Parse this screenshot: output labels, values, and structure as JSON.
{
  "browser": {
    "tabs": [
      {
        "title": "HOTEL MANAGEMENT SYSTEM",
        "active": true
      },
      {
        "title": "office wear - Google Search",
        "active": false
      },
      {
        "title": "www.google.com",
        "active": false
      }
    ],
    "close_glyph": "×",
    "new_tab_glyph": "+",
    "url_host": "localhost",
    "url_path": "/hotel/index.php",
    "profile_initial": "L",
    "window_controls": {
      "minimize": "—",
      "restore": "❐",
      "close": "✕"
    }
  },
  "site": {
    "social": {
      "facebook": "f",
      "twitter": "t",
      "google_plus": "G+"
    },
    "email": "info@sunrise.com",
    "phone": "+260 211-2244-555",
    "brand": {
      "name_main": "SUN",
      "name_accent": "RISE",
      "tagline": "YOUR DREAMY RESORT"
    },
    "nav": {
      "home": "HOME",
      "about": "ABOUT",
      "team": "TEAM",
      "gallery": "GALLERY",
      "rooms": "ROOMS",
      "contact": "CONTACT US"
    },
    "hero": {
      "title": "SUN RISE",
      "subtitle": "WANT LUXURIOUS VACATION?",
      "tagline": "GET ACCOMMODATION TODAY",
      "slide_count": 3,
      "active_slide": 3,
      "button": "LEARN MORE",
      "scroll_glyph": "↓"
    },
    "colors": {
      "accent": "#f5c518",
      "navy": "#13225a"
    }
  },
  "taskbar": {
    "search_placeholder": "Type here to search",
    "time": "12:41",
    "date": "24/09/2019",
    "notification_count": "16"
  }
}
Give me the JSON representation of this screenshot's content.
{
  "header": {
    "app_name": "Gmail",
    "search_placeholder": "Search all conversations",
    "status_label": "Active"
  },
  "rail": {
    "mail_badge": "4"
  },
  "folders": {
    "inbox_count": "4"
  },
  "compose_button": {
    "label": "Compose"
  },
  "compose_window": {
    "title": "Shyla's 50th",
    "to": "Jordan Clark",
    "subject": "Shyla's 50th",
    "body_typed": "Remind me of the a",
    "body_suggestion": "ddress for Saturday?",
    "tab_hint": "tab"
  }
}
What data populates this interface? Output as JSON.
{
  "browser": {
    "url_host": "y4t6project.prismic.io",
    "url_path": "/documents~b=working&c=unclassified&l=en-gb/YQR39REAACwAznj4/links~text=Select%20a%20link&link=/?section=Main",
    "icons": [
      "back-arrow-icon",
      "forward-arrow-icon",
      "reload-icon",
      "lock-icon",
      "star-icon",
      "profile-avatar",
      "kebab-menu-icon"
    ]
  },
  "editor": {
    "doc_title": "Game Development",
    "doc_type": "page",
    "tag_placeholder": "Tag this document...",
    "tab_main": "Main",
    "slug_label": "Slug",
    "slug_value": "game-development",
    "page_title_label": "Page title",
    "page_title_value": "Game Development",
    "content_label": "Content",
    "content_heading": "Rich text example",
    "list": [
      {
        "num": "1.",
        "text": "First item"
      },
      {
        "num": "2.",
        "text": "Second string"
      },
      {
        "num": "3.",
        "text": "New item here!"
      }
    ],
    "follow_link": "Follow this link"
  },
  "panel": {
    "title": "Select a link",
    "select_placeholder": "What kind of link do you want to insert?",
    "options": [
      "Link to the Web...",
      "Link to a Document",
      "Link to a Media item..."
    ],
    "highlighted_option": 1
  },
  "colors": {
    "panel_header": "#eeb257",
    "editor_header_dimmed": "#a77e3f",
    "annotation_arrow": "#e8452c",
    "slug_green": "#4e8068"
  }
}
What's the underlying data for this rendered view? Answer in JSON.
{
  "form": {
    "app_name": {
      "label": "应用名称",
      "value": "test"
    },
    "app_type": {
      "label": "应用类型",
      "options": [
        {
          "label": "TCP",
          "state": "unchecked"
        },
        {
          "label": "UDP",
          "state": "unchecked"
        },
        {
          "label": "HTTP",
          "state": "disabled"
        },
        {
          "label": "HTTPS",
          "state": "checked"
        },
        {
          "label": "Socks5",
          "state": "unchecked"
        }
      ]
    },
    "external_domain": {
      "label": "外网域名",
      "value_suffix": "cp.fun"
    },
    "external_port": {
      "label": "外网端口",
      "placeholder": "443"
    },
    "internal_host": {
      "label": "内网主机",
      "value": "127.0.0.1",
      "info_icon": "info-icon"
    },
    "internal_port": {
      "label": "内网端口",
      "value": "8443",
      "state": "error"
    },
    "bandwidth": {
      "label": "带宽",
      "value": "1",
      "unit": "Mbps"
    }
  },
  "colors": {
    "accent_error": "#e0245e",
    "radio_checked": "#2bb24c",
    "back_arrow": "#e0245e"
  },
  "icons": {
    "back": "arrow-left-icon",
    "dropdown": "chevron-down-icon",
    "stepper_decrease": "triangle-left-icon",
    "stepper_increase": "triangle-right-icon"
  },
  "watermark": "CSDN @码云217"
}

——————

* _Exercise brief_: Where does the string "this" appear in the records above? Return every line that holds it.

* _Result of the exercise_:
Parse this screenshot: output labels, values, and structure as JSON.
Give me the JSON representation of this screenshot's content.
What data populates this interface? Output as JSON.
    "tag_placeholder": "Tag this document...",
    "follow_link": "Follow this link"
What's the underlying data for this rendered view? Answer in JSON.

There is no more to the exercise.